But now the problem may be too big to for Netflix to ignore. Analysts estimate the company's losing billions in revenue due to password sharing.
It's almost weird if you don't share passwords
One-third of all Netflix users say they share their passwords with at least one other person, according to research firm Magid. That number is likely increasing as more streaming services enter the market. The options to "trade" subscriptions -- you pay for this, I'll pay for that -- with friends and family are growing.
If each of those one-third of subscribers shared their passwords with just one other person, that represents nearly 68 million freeloaders. If Netflix could get them all to sign up, that would equate to almost $9 billion in revenue based on Netflix's average revenue per subscriber of $11.02 per month.
Of course, not every password sharer is going to sign up if Netflix manages to cut them off. Citi analyst Jason Bazinet still thinks the opportunity is greater than $6 billion for Netflix. Bloomberg Intelligence is less optimistic, but still sees a substantial benefit. The research firm thinks a crackdown will increase revenue by 10% ($2.5 billion) based on a password sharing rate of 20% to 30% in the United States.
Bank of America analyst Nat Schindler didn't provide an estimate on revenue, but suggested the crackdown could act as a tailwind for subscriber net additions.
What could go wrong?
There's a reason Netflix has been hesitant to cut down on password sharing. There's no clear line to determine legitimate password sharing versus illegitimate sharers. "You have to learn to live with [it] because there's so much legitimate password sharing," CEO Reed Hastings said in 2016. "So there's no bright line, and we're doing fine as is."
Being too heavy-handed has the potential to upset and frustrate customers. That's something to always avoid, but with so many streaming options now available, it's more important than ever.
What's more, customers sharing passwords are less likely to churn or hop from one streaming service to the next. Canceling a subscription that you share with someone requires input from multiple parties. It's why wireless service companies love family plans and offer substantial discounts for them; they have much lower churn than single lines.
Netflix could see increased churn if password sharing is no longer an option. Some analysts see increased churn as a big risk factor in 2021.
There are billions of dollars in annual revenue on the line, though. If Netflix does this well, it could be a substantial boost to its top line. In its tests, Netflix is asking for users to verify their access to the account they're using, and if they don't, it offers a 30-day free trial. Netflix stopped offering free trials to the general public last year.
The best place for Netflix to test the crackdown is in the U.S. and Canada region. Subscriber growth in the region is slowing, and it's showing signs of having fully saturated the market. It also has the higher average revenue per subscriber. As such, curbing password sharing is likely to have the biggest effect in that region.
In markets where the media company's still growing quickly, Netflix ought to be more tolerant of password sharing.
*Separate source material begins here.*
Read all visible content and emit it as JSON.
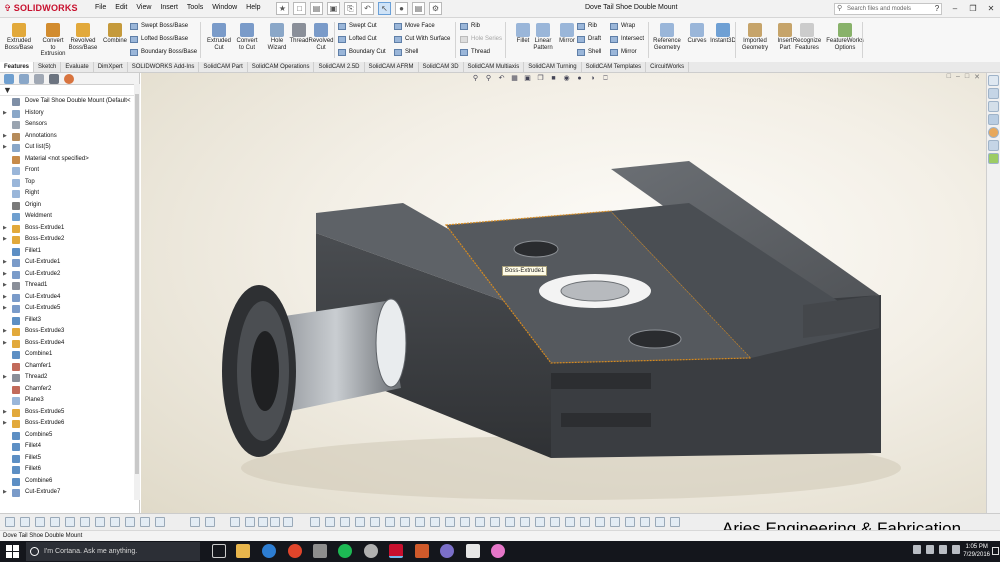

It exposes more people to Netflix and all it has to offer, and when users are in a position where it makes sense for them to subscribe on their own, they're more likely to. Former HBO CEO Richard Plepler once called password sharing "a terrific marketing vehicle for the next generation of viewers." Netflix shouldn't cut that off before it becomes a substantial opportunity cost.
While Netflix may be losing billions in revenue to password sharing, its best course of action is to try to capture that opportunity a small bit at a time. It can learn best practices and iterate, which is something the company is particularly good at.